_Provided records_

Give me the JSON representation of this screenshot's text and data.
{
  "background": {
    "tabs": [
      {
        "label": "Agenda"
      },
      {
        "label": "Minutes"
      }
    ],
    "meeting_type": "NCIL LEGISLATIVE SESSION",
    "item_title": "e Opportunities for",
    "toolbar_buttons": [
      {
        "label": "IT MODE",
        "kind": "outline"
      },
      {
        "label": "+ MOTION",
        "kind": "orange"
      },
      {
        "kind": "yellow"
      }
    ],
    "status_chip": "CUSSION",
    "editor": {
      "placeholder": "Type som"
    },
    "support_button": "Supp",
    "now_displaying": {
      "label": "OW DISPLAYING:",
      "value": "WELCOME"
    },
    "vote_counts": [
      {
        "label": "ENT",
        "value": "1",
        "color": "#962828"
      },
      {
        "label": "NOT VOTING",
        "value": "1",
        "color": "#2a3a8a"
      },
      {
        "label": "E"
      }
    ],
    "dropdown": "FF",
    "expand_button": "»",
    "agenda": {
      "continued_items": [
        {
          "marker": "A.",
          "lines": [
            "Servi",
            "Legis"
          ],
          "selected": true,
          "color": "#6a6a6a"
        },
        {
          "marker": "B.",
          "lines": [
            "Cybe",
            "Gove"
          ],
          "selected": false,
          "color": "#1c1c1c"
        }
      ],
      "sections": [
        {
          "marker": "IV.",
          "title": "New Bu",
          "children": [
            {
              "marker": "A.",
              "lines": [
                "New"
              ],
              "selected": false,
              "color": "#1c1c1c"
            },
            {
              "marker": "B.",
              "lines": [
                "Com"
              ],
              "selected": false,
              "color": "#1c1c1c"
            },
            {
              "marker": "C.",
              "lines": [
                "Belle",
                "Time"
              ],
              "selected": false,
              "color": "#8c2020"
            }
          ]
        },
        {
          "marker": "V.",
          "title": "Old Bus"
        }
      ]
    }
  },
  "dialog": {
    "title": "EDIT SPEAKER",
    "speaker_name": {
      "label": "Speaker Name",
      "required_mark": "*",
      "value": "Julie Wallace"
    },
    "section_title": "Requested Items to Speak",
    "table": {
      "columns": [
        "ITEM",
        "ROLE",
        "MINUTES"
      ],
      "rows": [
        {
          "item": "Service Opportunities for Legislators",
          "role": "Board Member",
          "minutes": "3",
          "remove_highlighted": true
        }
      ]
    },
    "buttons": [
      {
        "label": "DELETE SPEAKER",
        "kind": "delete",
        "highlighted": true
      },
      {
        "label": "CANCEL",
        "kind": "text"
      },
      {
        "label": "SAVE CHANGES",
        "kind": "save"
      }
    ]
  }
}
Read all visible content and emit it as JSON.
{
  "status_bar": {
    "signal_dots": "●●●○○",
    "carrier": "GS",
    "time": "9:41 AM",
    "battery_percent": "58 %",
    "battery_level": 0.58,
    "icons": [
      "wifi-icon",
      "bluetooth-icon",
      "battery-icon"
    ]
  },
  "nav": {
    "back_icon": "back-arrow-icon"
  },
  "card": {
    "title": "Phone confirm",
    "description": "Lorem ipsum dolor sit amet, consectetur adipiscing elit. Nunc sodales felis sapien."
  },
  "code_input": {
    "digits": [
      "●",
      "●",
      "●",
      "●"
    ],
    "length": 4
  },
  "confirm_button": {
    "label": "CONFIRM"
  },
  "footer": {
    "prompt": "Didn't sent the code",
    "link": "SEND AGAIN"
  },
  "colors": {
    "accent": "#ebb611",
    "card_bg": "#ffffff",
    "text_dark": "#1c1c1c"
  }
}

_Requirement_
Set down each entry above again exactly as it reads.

_Reply to the exercise_
Give me the JSON representation of this screenshot's text and data.
{
  "background": {
    "tabs": [
      {
        "label": "Agenda"
      },
      {
        "label": "Minutes"
      }
    ],
    "meeting_type": "NCIL LEGISLATIVE SESSION",
    "item_title": "e Opportunities for",
    "toolbar_buttons": [
      {
        "label": "IT MODE",
        "kind": "outline"
      },
      {
        "label": "+ MOTION",
        "kind": "orange"
      },
      {
        "kind": "yellow"
      }
    ],
    "status_chip": "CUSSION",
    "editor": {
      "placeholder": "Type som"
    },
    "support_button": "Supp",
    "now_displaying": {
      "label": "OW DISPLAYING:",
      "value": "WELCOME"
    },
    "vote_counts": [
      {
        "label": "ENT",
        "value": "1",
        "color": "#962828"
      },
      {
        "label": "NOT VOTING",
        "value": "1",
        "color": "#2a3a8a"
      },
      {
        "label": "E"
      }
    ],
    "dropdown": "FF",
    "expand_button": "»",
    "agenda": {
      "continued_items": [
        {
          "marker": "A.",
          "lines": [
            "Servi",
            "Legis"
          ],
          "selected": true,
          "color": "#6a6a6a"
        },
        {
          "marker": "B.",
          "lines": [
            "Cybe",
            "Gove"
          ],
          "selected": false,
          "color": "#1c1c1c"
        }
      ],
      "sections": [
        {
          "marker": "IV.",
          "title": "New Bu",
          "children": [
            {
              "marker": "A.",
              "lines": [
                "New"
              ],
              "selected": false,
              "color": "#1c1c1c"
            },
            {
              "marker": "B.",
              "lines": [
                "Com"
              ],
              "selected": false,
              "color": "#1c1c1c"
            },
            {
              "marker": "C.",
              "lines": [
                "Belle",
                "Time"
              ],
              "selected": false,
              "color": "#8c2020"
            }
          ]
        },
        {
          "marker": "V.",
          "title": "Old Bus"
        }
      ]
    }
  },
  "dialog": {
    "title": "EDIT SPEAKER",
    "speaker_name": {
      "label": "Speaker Name",
      "required_mark": "*",
      "value": "Julie Wallace"
    },
    "section_title": "Requested Items to Speak",
    "table": {
      "columns": [
        "ITEM",
        "ROLE",
        "MINUTES"
      ],
      "rows": [
        {
          "item": "Service Opportunities for Legislators",
          "role": "Board Member",
          "minutes": "3",
          "remove_highlighted": true
        }
      ]
    },
    "buttons": [
      {
        "label": "DELETE SPEAKER",
        "kind": "delete",
        "highlighted": true
      },
      {
        "label": "CANCEL",
        "kind": "text"
      },
      {
        "label": "SAVE CHANGES",
        "kind": "save"
      }
    ]
  }
}
Read all visible content and emit it as JSON.
{
  "status_bar": {
    "signal_dots": "●●●○○",
    "carrier": "GS",
    "time": "9:41 AM",
    "battery_percent": "58 %",
    "battery_level": 0.58,
    "icons": [
      "wifi-icon",
      "bluetooth-icon",
      "battery-icon"
    ]
  },
  "nav": {
    "back_icon": "back-arrow-icon"
  },
  "card": {
    "title": "Phone confirm",
    "description": "Lorem ipsum dolor sit amet, consectetur adipiscing elit. Nunc sodales felis sapien."
  },
  "code_input": {
    "digits": [
      "●",
      "●",
      "●",
      "●"
    ],
    "length": 4
  },
  "confirm_button": {
    "label": "CONFIRM"
  },
  "footer": {
    "prompt": "Didn't sent the code",
    "link": "SEND AGAIN"
  },
  "colors": {
    "accent": "#ebb611",
    "card_bg": "#ffffff",
    "text_dark": "#1c1c1c"
  }
}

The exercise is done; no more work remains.